1. R is reflexive and symmetric but not transitive
2. R is reflexive and transitive but not symmetric
3. R is symmetric and transitive but not reflexive
4. R is an equivalence relation.

R is reflexive and transitive but not symmetric

Question 57:

Let R be the relation in the set N given by :
R = {(a, b) : a = b – 2, b > 6}.
Then :

1. (2, 4) $\in$ R
2. (3, 8) $\in$ R
3. (6, 8) $\in$ R
4. (8, 7) $\in$ R.

(6, 8) $\in$ R

Question 58:

Let A = {1, 2, 3}. Then number of relations containing {1, 2} and {1, 3}, which are reflexive and symmetric but not transitive is :

1. 1
2. 2
3. 3
4. 4

1

Question 59:

Let A = {1, 2, 3}. Then the number of equivalence relations containing (1, 2) is :

1. 1
2. 2
3. 3
4. 4

2

Question 60:

Let f : R $\to$ R be defined as f (x) = x4. Then :

1. f is one–one onto
2. f is many–one onto
3. f is one–one but not onto
4. f is neither one–one nor onto.

f is neither one–one nor onto.

Question 61:

Let f : R $\to$ R be defined as f (x) = 3x. Then :

1. f is one–one onto
2. f is many–one onto
3. f is one–one but not onto
4. f is neither one–one nor onto.

f is one–one onto

Question 62:

If f : R $\to$ R be given by f (x) = (3 − x31/3, then fof (x) is :

1. x1/3
2. x3
3. x
4. 3 – x3

x

Question 64:

Consider a binary operation ‘*’ on N defined as :
a * b = a3 + b3. Then :

1. is ‘*’ both associative and commutative ?
2. is ‘*’ commutative but not associative ?
3. is ‘*’ associative but not commutative ?
4. Is ‘*’ neither commutative nor associative ?

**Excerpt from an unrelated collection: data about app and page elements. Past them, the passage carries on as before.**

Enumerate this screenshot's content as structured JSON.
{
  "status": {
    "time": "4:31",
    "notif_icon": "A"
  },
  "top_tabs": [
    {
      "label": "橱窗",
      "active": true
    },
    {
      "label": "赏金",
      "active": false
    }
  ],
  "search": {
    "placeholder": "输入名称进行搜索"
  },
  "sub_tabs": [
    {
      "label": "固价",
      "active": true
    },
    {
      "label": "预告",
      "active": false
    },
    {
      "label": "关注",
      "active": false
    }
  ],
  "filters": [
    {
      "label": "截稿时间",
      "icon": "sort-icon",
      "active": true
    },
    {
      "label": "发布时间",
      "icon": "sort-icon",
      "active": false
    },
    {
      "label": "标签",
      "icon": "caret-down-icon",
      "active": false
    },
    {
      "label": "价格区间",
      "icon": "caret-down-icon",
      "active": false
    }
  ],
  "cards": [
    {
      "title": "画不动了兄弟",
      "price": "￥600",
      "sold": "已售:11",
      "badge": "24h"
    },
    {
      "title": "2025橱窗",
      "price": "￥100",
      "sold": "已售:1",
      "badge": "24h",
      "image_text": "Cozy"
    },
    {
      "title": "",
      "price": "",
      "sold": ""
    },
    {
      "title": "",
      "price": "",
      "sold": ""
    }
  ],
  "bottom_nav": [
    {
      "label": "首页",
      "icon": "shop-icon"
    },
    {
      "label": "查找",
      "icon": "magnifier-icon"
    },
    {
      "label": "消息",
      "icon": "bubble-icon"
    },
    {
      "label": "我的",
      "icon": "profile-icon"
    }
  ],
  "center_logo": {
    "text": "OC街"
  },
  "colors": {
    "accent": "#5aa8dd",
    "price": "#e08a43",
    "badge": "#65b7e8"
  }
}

is ‘*’ commutative but not associative ?

Question 65:

Number of binary operations on the set {a, b} is :

1. 10
2. 16
3. 20
4. 8